====== SUPPLIED DATA ======
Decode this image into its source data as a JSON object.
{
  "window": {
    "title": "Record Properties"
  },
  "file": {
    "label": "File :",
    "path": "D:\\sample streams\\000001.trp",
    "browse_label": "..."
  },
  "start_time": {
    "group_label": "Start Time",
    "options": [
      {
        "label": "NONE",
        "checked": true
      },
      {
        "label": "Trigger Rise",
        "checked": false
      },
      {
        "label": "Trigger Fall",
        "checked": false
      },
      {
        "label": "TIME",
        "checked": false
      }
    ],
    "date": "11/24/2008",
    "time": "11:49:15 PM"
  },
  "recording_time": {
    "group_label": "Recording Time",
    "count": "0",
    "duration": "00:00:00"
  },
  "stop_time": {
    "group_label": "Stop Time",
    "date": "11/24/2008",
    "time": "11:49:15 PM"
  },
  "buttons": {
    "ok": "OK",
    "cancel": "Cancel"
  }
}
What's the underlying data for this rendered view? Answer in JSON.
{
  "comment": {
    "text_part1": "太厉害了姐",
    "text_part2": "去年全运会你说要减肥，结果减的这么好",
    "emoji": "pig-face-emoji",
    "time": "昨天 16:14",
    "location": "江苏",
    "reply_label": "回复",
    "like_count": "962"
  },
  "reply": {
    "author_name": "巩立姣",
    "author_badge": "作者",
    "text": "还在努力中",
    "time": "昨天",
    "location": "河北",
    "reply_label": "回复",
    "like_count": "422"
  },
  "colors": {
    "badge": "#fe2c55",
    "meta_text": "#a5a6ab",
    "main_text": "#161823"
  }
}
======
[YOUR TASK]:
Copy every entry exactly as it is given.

[EXERCISE OUTPUT]:
Decode this image into its source data as a JSON object.
{
  "window": {
    "title": "Record Properties"
  },
  "file": {
    "label": "File :",
    "path": "D:\\sample streams\\000001.trp",
    "browse_label": "..."
  },
  "start_time": {
    "group_label": "Start Time",
    "options": [
      {
        "label": "NONE",
        "checked": true
      },
      {
        "label": "Trigger Rise",
        "checked": false
      },
      {
        "label": "Trigger Fall",
        "checked": false
      },
      {
        "label": "TIME",
        "checked": false
      }
    ],
    "date": "11/24/2008",
    "time": "11:49:15 PM"
  },
  "recording_time": {
    "group_label": "Recording Time",
    "count": "0",
    "duration": "00:00:00"
  },
  "stop_time": {
    "group_label": "Stop Time",
    "date": "11/24/2008",
    "time": "11:49:15 PM"
  },
  "buttons": {
    "ok": "OK",
    "cancel": "Cancel"
  }
}
What's the underlying data for this rendered view? Answer in JSON.
{
  "comment": {
    "text_part1": "太厉害了姐",
    "text_part2": "去年全运会你说要减肥，结果减的这么好",
    "emoji": "pig-face-emoji",
    "time": "昨天 16:14",
    "location": "江苏",
    "reply_label": "回复",
    "like_count": "962"
  },
  "reply": {
    "author_name": "巩立姣",
    "author_badge": "作者",
    "text": "还在努力中",
    "time": "昨天",
    "location": "河北",
    "reply_label": "回复",
    "like_count": "422"
  },
  "colors": {
    "badge": "#fe2c55",
    "meta_text": "#a5a6ab",
    "main_text": "#161823"
  }
}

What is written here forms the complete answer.